## WHAT THE TASK ASKS:
Say how many of the lines below include the word "Завершнева", and write nothing else.

## GIVEN ENTRIES:

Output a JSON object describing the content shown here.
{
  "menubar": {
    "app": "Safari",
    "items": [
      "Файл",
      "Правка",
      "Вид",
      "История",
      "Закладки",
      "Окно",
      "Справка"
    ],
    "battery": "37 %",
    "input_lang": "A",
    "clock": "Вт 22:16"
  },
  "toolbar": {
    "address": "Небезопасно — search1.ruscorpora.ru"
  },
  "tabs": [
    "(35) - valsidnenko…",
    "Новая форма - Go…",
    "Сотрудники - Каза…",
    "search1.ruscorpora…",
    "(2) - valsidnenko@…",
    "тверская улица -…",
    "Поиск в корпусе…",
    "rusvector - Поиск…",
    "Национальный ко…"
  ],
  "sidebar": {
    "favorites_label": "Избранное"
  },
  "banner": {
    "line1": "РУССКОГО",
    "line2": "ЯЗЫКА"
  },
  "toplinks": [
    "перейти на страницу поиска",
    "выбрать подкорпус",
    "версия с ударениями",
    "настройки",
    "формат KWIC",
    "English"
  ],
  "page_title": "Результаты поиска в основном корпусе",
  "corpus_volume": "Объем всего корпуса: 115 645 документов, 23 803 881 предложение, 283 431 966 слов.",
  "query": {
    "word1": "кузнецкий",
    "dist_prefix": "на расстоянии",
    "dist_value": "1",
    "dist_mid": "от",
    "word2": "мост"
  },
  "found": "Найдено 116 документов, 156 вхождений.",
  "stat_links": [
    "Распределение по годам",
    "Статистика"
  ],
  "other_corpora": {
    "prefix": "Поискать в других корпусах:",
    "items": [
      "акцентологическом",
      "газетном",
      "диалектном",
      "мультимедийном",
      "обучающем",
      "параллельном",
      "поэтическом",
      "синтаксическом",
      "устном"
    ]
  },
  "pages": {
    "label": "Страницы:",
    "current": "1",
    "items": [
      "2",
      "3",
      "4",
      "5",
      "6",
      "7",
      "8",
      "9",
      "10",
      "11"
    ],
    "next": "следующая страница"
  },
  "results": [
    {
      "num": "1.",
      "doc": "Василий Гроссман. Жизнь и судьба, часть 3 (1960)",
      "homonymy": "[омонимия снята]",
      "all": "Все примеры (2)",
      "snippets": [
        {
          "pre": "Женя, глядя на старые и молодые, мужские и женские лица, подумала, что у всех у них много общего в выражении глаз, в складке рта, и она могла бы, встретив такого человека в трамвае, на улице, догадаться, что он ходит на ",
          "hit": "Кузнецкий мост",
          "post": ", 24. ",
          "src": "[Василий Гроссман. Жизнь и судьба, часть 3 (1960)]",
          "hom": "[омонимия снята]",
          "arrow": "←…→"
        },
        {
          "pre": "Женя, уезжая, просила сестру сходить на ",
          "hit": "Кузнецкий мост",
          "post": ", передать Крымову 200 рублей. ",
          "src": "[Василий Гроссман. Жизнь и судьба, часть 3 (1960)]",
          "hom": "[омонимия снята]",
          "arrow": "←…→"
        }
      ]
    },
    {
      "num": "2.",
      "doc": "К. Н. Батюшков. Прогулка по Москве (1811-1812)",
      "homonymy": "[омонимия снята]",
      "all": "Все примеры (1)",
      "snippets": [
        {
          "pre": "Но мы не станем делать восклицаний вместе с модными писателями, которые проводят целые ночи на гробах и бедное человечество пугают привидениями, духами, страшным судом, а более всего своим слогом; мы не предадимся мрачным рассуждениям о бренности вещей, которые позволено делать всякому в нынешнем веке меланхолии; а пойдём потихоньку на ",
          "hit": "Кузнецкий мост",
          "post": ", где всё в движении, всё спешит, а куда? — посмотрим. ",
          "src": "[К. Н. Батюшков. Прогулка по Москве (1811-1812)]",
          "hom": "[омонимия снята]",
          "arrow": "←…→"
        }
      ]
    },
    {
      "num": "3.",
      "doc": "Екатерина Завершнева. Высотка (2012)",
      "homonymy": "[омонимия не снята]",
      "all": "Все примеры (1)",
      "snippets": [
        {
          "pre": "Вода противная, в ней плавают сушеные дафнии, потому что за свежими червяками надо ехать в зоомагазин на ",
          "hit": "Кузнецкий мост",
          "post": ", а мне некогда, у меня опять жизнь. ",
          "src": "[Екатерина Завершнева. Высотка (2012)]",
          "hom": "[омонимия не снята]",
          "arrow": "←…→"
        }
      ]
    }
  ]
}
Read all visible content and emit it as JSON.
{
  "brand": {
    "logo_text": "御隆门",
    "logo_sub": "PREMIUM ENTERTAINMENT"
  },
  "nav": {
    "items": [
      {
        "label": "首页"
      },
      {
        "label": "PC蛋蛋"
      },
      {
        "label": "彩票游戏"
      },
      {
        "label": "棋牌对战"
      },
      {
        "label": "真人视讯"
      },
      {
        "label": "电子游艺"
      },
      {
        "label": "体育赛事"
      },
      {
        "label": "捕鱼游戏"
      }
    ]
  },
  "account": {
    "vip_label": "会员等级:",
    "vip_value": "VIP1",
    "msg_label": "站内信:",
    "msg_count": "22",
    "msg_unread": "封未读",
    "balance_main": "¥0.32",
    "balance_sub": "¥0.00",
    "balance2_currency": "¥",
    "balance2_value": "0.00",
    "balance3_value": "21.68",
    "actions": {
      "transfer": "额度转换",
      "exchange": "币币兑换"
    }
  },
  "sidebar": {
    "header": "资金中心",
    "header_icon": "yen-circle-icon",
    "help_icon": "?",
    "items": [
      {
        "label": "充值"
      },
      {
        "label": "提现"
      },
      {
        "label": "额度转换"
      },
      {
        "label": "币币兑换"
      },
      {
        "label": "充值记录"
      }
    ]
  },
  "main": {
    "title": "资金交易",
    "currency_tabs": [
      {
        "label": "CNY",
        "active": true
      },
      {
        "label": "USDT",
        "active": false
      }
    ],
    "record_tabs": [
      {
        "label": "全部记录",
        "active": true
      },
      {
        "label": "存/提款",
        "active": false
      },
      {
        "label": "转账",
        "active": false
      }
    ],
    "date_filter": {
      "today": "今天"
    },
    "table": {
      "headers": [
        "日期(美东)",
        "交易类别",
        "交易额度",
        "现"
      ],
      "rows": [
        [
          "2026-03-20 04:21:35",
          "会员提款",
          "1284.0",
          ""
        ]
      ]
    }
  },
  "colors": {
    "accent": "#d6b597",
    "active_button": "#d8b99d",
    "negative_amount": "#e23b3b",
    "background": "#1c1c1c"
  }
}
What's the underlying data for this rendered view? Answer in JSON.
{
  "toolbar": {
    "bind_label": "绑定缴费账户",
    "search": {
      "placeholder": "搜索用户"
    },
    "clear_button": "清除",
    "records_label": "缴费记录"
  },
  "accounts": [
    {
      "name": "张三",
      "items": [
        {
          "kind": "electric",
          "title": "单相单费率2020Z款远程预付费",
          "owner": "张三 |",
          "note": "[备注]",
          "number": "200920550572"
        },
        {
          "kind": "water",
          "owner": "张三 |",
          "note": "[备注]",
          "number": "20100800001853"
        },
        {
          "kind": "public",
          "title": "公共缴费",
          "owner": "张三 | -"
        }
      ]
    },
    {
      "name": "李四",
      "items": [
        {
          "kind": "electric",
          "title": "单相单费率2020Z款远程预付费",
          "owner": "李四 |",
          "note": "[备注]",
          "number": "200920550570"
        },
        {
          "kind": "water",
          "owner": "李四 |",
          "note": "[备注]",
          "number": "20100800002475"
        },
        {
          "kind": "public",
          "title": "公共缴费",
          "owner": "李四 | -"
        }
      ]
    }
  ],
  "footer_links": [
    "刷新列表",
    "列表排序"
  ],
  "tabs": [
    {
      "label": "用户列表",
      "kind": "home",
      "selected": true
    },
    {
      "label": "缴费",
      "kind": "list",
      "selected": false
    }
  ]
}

## EXERCISE OUTPUT:
2